        Verse 16 summarizes what David is saying: “O Lord our God, as for all this abundance that we have provided for building you a temple for your Holy Name, it comes from your hand, and all of it belongs to you.” Our praise leads to thanksgiving when we recognize the true source of all we have. This is where the tried and true expression ‘count your blessings’ has its foundation. You have to look with fresh eyes - steward’s eyes - at all that God has provided. What may not seem like much as you live with it day to day will appear much greater if you step back and take that fresh look. A man who owned a small estate wished to sell it. Sending for a real estate agent, he asked him to write an advertisement describing the house and land. When the ad was ready, the agent took it to the owner and read it to him. "Read that again," said the owner. The agent read the description of the estate once more. "I don't think I will sell after all," said the owner. "I have been looking for an estate like that all my life, and I did not know that I owned it!" Ask God to open your eyes to see all that he has given. Begin by recognizing all that you have in Christ. This could change your entire perspective and transform your Thanksgiving this year from perfunctory to profound.
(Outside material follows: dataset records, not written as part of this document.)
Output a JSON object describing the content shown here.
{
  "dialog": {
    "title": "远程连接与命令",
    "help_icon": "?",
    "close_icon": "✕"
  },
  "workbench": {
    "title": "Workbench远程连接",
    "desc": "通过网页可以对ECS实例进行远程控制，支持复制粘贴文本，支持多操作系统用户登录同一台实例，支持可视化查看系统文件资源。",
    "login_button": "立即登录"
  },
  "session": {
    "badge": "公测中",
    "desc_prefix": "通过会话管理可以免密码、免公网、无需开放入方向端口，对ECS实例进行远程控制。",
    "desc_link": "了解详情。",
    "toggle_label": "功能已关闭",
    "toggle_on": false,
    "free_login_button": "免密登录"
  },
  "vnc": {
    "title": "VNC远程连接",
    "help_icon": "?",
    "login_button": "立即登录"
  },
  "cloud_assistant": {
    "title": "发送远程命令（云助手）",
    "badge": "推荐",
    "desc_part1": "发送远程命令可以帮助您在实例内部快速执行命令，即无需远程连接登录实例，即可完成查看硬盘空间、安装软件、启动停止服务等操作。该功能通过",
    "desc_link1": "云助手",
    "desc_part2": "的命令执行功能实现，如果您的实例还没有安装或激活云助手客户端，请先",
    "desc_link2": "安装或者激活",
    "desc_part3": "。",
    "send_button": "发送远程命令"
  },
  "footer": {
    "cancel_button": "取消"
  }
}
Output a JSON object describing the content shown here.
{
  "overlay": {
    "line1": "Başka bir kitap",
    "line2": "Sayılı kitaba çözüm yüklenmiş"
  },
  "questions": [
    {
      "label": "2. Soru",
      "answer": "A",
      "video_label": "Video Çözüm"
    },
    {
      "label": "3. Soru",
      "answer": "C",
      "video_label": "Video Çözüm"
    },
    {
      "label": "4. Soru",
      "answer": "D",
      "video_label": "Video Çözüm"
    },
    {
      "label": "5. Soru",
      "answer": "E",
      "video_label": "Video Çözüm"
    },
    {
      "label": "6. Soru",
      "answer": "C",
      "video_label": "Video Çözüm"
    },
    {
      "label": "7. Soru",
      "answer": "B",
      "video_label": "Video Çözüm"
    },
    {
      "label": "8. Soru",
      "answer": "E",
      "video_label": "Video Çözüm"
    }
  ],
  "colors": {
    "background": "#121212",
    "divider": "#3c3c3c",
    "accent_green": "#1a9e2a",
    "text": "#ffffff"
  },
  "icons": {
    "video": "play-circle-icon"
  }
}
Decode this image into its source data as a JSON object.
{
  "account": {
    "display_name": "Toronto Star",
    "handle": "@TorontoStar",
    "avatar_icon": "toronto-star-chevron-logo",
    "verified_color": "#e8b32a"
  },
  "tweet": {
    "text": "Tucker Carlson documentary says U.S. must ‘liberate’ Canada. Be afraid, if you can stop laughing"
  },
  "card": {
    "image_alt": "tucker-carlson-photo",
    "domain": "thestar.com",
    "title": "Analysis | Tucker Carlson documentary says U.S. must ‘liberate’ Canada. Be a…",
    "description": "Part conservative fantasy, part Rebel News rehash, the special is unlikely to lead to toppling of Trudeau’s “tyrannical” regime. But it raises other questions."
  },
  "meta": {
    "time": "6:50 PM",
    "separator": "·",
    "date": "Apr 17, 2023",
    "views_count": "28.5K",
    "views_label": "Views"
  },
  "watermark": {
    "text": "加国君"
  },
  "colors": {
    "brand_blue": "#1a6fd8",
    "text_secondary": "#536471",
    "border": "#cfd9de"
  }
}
        Frederick Buechner, in his book The Sacred Journey describes this transformation of thought in a compelling way. “One winter I sat in Army fatigues somewhere near Anniston, Alabama, eating my supper out of a mess kit. The infantry training battalion that I had been assigned to was on bivouac. There was a cold drizzle of rain, and everything was mud. The sun had gone down. I was still hungry when I finished and noticed that a man nearby had something left over that he was not going to eat. It was a turnip, and when I asked him if I could have it, he tossed it over to me. I missed the catch, the turnip fell to the ground, but I wanted it so badly that I picked it up and started eating it anyway, mud and all. And then, as I ate it, time deepened and slowed. With a lurch of the heart that is real to me still, I saw suddenly, almost as if from beyond time altogether, that not only was the turnip good, but the mud was good too, even the drizzle and cold were good, even the Army that I had dreaded for months. Sitting there in the Alabama winter with my mouth full of cold turnip and mud, I could see at least for a moment how if you ever took truly to heart the ultimate goodness and joy of things, even at their bleakest, the need to praise someone or something for it would be so great that you might even have to go out and speak of it to the birds of the air.”

        That’s what I want us to do this Thanksgiving - recognize that there are untold numbers of good things that God has done even for those of us in the bleakest of situations. To help you, I’d like to suggest some categories of thanksgiving - and I’ve listed these questions at the bottom of that ‘month of praise’ handout. Take this list and think out the answers in advance and then share some of them at your Thanksgiving table - say between the main course and dessert. In the DeGray family we’re usually too hungry before we eat. So, here are suggested Thanksgiving questions:
        What is something very small you can be thankful for?
        What is something very large you can be thankful for?
        What ‘natural' process (e.g. something in nature) can you be thankful for?
        What daily provision you usually take for granted can you be thankful for?
        What spiritual provision can you be thankful for?
        What unexpected provision have your received that you can be thankful for?
        What frequent act of kindness toward you can you be thankful for?
        What unexpected act of kindness toward you can you be thankful for?
        What person or people can you be thankful for?

        You get the point - there is much we can be thankful for if we will open our eyes to see it - especially to see all the seemingly little things that we have been given that hold our lives together - physically, mentally and spiritually. But how do we open our eyes? Don’t forget that: it’s by praise first of all. Praise of God for who he is broadens our understanding of all that he has done for us and leads to Thanksgiving. Let it lead to Thanksgiving for you this week.